Mother’s touch lingers in baby’s genes

Mother’s touch lingers in baby’s genes

Illuminate newsletter header, Autumn 2021
March 2021

Researchers (L-R): Professor Marnie Blewitt, Dr Iromi
Wanigasuriya and Dr Quentin Gouil.

WEHI researchers have made a discovery about embryonic development that could provide new clues to understanding and treating developmental and degenerative disorders.

The research team was led by Dr Iromi Wanigasuriya, Dr Quentin Gouil and Professor Marnie Blewitt, together with colleagues from the University of Newcastle and Monash Biomedicine Discovery Institute.

“Proteins found within the egg (that we get from our mum) ensure correct gene expression during early embryo development and have both long and short-term impacts on the health of the embryo,” Dr Wanigasuriya said.

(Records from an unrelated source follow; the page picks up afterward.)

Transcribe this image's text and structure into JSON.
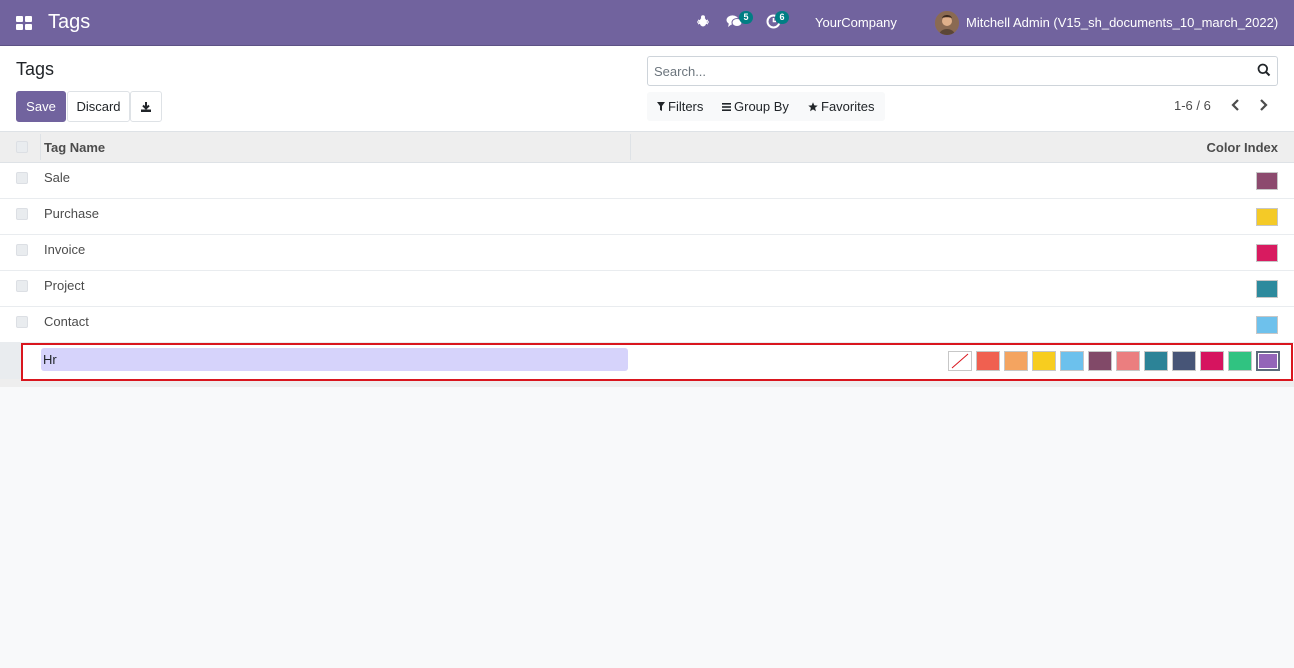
{
  "navbar": {
    "app_title": "Tags",
    "messages_count": "5",
    "activities_count": "6",
    "company": "YourCompany",
    "user": "Mitchell Admin (V15_sh_documents_10_march_2022)"
  },
  "control_panel": {
    "breadcrumb": "Tags",
    "save_label": "Save",
    "discard_label": "Discard",
    "search_placeholder": "Search...",
    "filters_label": "Filters",
    "group_by_label": "Group By",
    "favorites_label": "Favorites",
    "pager_value": "1-6 / 6"
  },
  "table": {
    "columns": {
      "name": "Tag Name",
      "color": "Color Index"
    },
    "rows": [
      {
        "name": "Sale",
        "color": "#8c4a6e"
      },
      {
        "name": "Purchase",
        "color": "#f4ca27"
      },
      {
        "name": "Invoice",
        "color": "#d81b60"
      },
      {
        "name": "Project",
        "color": "#2d8a9d"
      },
      {
        "name": "Contact",
        "color": "#6ec1ec"
      }
    ],
    "editing_row": {
      "value": "Hr",
      "palette": [
        "none",
        "#f06050",
        "#f4a460",
        "#f7cd1f",
        "#6cc1ed",
        "#814968",
        "#eb7e7f",
        "#2c8397",
        "#475577",
        "#d6145f",
        "#30c381",
        "#9365b8"
      ],
      "selected_index": 11
    }
  }
}
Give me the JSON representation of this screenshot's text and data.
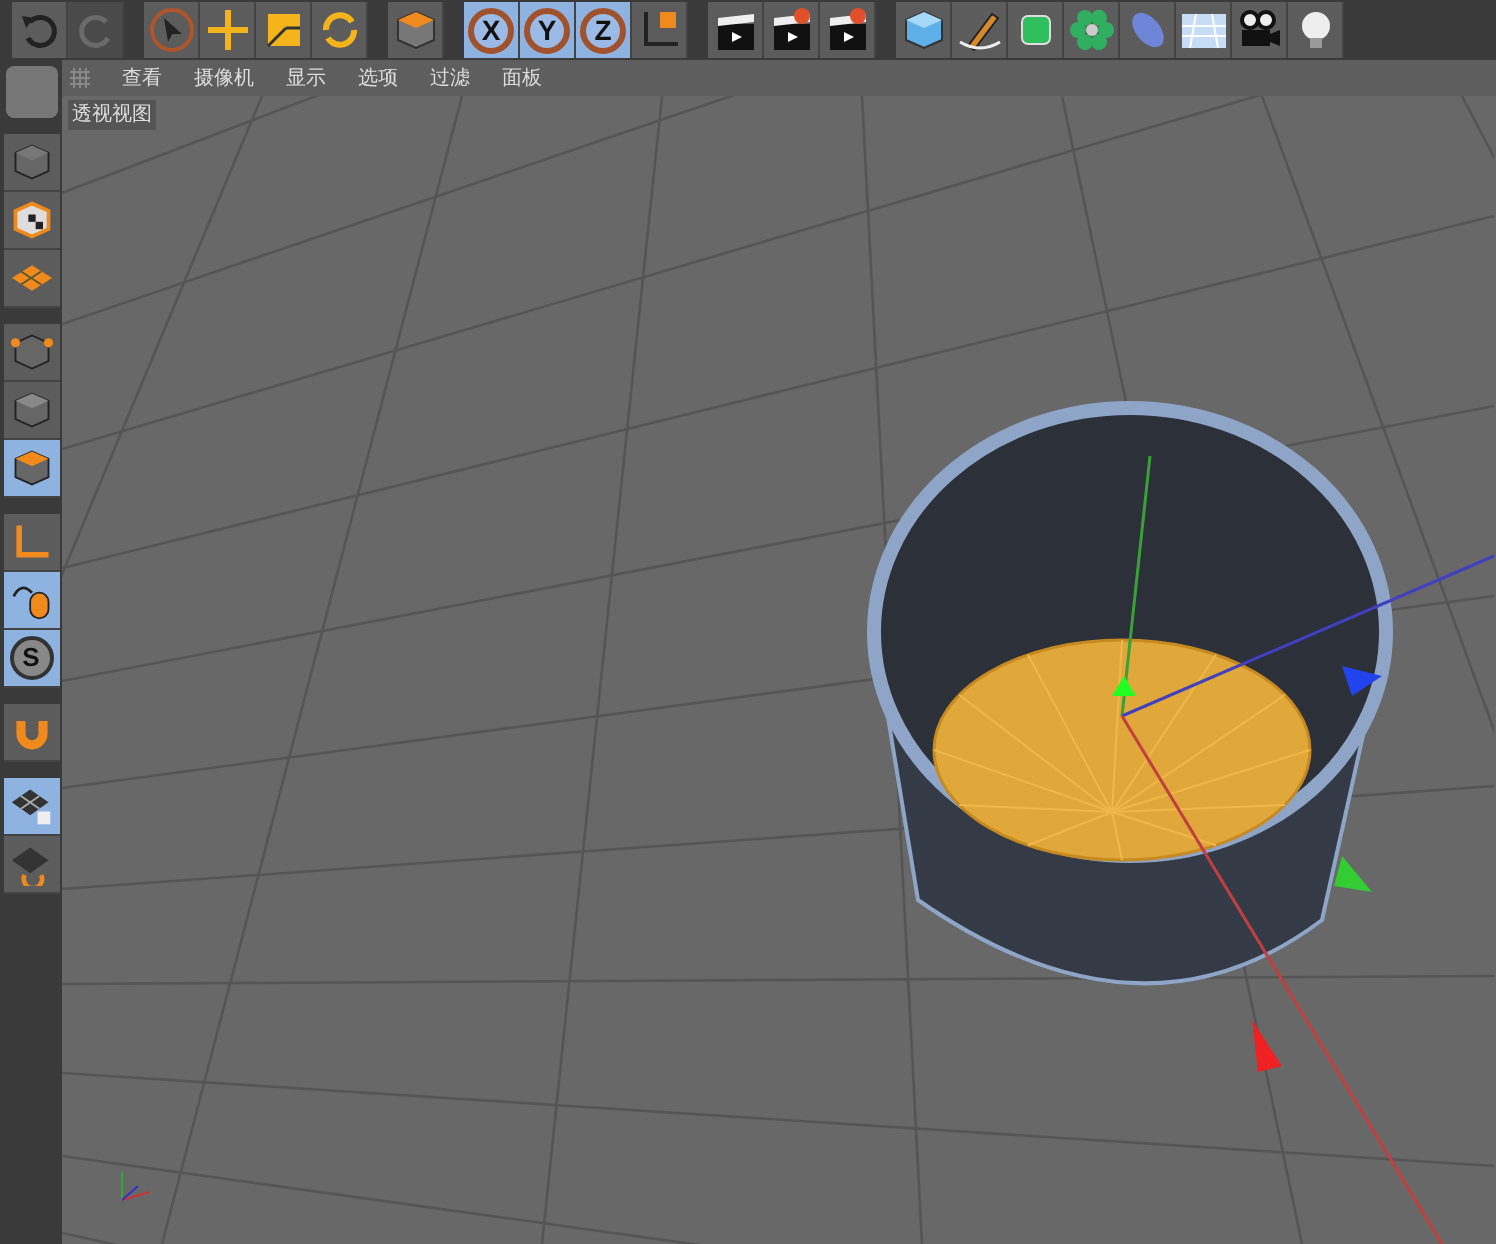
{
  "toolbar": {
    "groups": [
      [
        {
          "kind": "undo",
          "selected": false,
          "disabled": false
        },
        {
          "kind": "redo",
          "selected": false,
          "disabled": true
        }
      ],
      [
        {
          "kind": "select",
          "selected": false,
          "disabled": false
        },
        {
          "kind": "move",
          "selected": false,
          "disabled": false
        },
        {
          "kind": "scale",
          "selected": false,
          "disabled": false
        },
        {
          "kind": "rotate",
          "selected": false,
          "disabled": false
        }
      ],
      [
        {
          "kind": "object",
          "selected": false,
          "disabled": false
        }
      ],
      [
        {
          "kind": "axis",
          "label": "X",
          "selected": true,
          "disabled": false
        },
        {
          "kind": "axis",
          "label": "Y",
          "selected": true,
          "disabled": false
        },
        {
          "kind": "axis",
          "label": "Z",
          "selected": true,
          "disabled": false
        },
        {
          "kind": "coords",
          "selected": false,
          "disabled": false
        }
      ],
      [
        {
          "kind": "render",
          "selected": false,
          "disabled": false
        },
        {
          "kind": "render-view",
          "selected": false,
          "disabled": false
        },
        {
          "kind": "render-settings",
          "selected": false,
          "disabled": false
        }
      ],
      [
        {
          "kind": "cube",
          "selected": false,
          "disabled": false
        },
        {
          "kind": "pen",
          "selected": false,
          "disabled": false
        },
        {
          "kind": "subdivide",
          "selected": false,
          "disabled": false
        },
        {
          "kind": "cloner",
          "selected": false,
          "disabled": false
        },
        {
          "kind": "deformer",
          "selected": false,
          "disabled": false
        },
        {
          "kind": "floor",
          "selected": false,
          "disabled": false
        },
        {
          "kind": "camera",
          "selected": false,
          "disabled": false
        },
        {
          "kind": "light",
          "selected": false,
          "disabled": false
        }
      ]
    ]
  },
  "menu": [
    "查看",
    "摄像机",
    "显示",
    "选项",
    "过滤",
    "面板"
  ],
  "sidebar": {
    "groups": [
      [
        {
          "kind": "model",
          "selected": false
        },
        {
          "kind": "texture",
          "selected": false
        },
        {
          "kind": "workplane",
          "selected": false
        }
      ],
      [
        {
          "kind": "points",
          "selected": false
        },
        {
          "kind": "edges",
          "selected": false
        },
        {
          "kind": "polygons",
          "selected": true
        }
      ],
      [
        {
          "kind": "axis-mode",
          "selected": false
        },
        {
          "kind": "tweak",
          "selected": true
        },
        {
          "kind": "snap",
          "label": "S",
          "selected": true
        }
      ],
      [
        {
          "kind": "magnet",
          "selected": false
        }
      ],
      [
        {
          "kind": "lock-plane",
          "selected": true
        },
        {
          "kind": "plane-rotate",
          "selected": false
        }
      ]
    ]
  },
  "viewport": {
    "title": "透视视图"
  }
}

“We discovered that a protein called SMCHD1 is one such factor whose maternal supply is crucial for mouse embryonic gene expression.”

Imprinted genes

Some genes behave differently in offspring, depending on whether they are inherited from the mother or the father. This phenomenon, called ‘genomic imprinting’, is essential for healthy development. Compromised genomic imprinting leads to developmental diseases.

“When a sperm fertilises an egg, both cells’ DNA carries ‘epigenetic marks’ from the parent to the child. These marks impact how the genes can be used and, in some cases, have been linked to long-term health impacts,” Dr Wanigasuriya said.

The team used advanced microscopy to show that maternal SMCHD1 proteins persisted within embryos for at least five cell divisions.

“Using powerful new genomic analysis techniques, we were able to identify ten genes that were switched off by maternal SMCHD1 in the early embryo. This is the first time SMCHD1 from the egg has been identified as having a role in imprinting,” Dr Gouil said.

“The mother’s SMCHD1 altered the imprinted gene expression – potentially leaving a lasting legacy in the offspring.”

SMCHD1 and disease

Professor Blewitt has been studying the SMCHD1 protein and its role in development and disease since she first discovered it in 2008. She said her team’s new discovery helped to explain recently discovered roles of SMCHD1 in developmental disorders such as Prader-Willi Syndrome (PWS) and Bosma arhinia microphthalmia syndrome (BAMS), as well as facioscapulohumeral muscular dystrophy (FSHD), a form of muscular dystrophy.

“Studying SMCHD1 in early embryos has uncovered new gene targets that this protein silences and could explain how changes in SMCHD1 activity contribute to disease,” Professor Blewitt said.

“We are currently leading a proprietary drug discovery effort at WEHI to leverage our knowledge around SMCHD1 and design novel therapies to treat developmental and degenerative disorders. This research broadens our understanding of how these novel drug candidates might impact gene expression.”

Super Content: 
Animated cells

Coursera course: This course covers the principles of epigenetic control of gene expression, how epigenetic control contributes to cellular differentiation and development, and how it goes wrong in disease.

Animation still showing X inactivation

WEHI.TV animation: X inactivation is a vital process that occurs in all DNA-containing cells of the female body. It is also an important research model and tool for studying epigenetics.